Image comics are never scared to test the waters
with new stories and while not everyone is a home run they have had
their fair share of successes and Nonplayer is looking like
it could be another one.
(Spoiler Alert) Blending virtual reality
and immersive role playing gaming in a future world Nonplayer
offers people the opportunity to escape to beautiful fantasy worlds
that would look at home in a CS Lewis or Tolkein novel. Dana, our
female lead, ventures into these worlds to battle evil overlords
and, is quite good at it, while it also seems she has the skills to
create her own worlds.
If that sounds like a vague outline it’s because
it is. Author Nate Simpson is holding his cards very close to his
chest, so close that I have no idea what the hell is really going on
with Nonplayer. Every change in the story was a surprise I
did not see coming as I had no idea what Nonplayer was when I
started reading it. It seems like there are Inception like
influences throughout the story with potentially a bit of Tron
going on as well. Seriously this is how vague the story is, but
there’s something about it that has me hooked. We see people getting
more and more immersed in online fantasy worlds that the ability to
take them with us or physically transport ourselves into them does
not seem that far off.
Simpson does a brilliant job setting up Dana as
our lead and it was interesting to see how differently she acted in
the game and in reality. In the game she was tough, fearless and
confident as she attacked the evil King Heremoth. Back in reality
she is awkward, defensive and a bit of a brat almost like she’s
using the game as a means of escape to be someone else, a very
common theme for multiplayer online games. Simpson doesn’t really
spend much time on any of the other characters although King
Heremoth does seem like a formidable villain.
While the story is great you will fall in love
with this comic for its artwork, which is also handled by Simpson.
From the cover to the very last double splash page (one of the best
splash pages, period) this is one jaw droppingly gorgeous comic. The
amount of detail Simpson puts in to every page is just mind blowing.
Landscapes go on for miles, every character seems full of life and
there’s a real sense of depth and space within the panels. A lot of
this is aided by the coloring. The game world is awash with a
slightly orange tinge and characters stand out amongst the
backgrounds due to their darker colorings. Like Dana you feel
yourself drawn into the fantasy because it all looks and feels so
real. Even the action doesn’t miss a beat in terms of intricate
detail. When a large beast carrying the King’s personal chamber is
felled and tips over the King’s chamber is smashed into splinters,
each painstakingly recreated on the page.
I could gush about how amazing Nonplayer
is for a thousand more words if I so desired. It is seriously that
good an issue. While a lot of the credit goes to the artwork, a true

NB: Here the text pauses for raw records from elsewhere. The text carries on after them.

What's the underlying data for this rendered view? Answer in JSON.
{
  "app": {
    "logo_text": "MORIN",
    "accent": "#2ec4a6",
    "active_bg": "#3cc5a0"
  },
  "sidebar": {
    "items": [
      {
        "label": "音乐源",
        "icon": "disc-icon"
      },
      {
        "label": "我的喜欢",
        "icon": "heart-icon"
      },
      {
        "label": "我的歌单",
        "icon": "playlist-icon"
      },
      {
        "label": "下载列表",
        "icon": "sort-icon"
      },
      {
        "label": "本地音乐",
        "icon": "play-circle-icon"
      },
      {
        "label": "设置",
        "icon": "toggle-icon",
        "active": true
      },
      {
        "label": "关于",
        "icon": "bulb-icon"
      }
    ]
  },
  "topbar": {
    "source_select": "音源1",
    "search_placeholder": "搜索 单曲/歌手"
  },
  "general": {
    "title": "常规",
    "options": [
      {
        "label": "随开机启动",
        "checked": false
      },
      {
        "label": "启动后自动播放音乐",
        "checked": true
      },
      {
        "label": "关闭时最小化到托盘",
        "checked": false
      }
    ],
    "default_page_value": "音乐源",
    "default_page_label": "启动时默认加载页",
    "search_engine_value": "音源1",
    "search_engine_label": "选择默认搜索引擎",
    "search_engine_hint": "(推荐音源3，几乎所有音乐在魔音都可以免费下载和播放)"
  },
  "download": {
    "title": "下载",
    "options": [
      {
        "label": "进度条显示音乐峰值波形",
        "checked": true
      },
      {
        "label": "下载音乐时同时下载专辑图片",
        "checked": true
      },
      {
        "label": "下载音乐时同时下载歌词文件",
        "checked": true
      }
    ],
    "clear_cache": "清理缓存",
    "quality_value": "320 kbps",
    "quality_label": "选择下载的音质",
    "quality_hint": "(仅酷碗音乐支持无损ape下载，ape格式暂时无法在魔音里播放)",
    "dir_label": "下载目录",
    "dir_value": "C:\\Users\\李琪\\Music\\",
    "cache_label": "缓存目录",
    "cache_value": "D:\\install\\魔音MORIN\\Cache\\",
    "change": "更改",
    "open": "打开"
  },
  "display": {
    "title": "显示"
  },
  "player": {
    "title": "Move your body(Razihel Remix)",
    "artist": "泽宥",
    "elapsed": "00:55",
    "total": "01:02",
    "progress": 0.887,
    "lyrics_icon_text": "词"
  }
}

justification for comics being dubbed the ninth art, Simpson also
manages to plant the seeds of a very gripping and very modern story.
Readers may feel a little lost at first but that just means you’ll
want to read it again and again and again.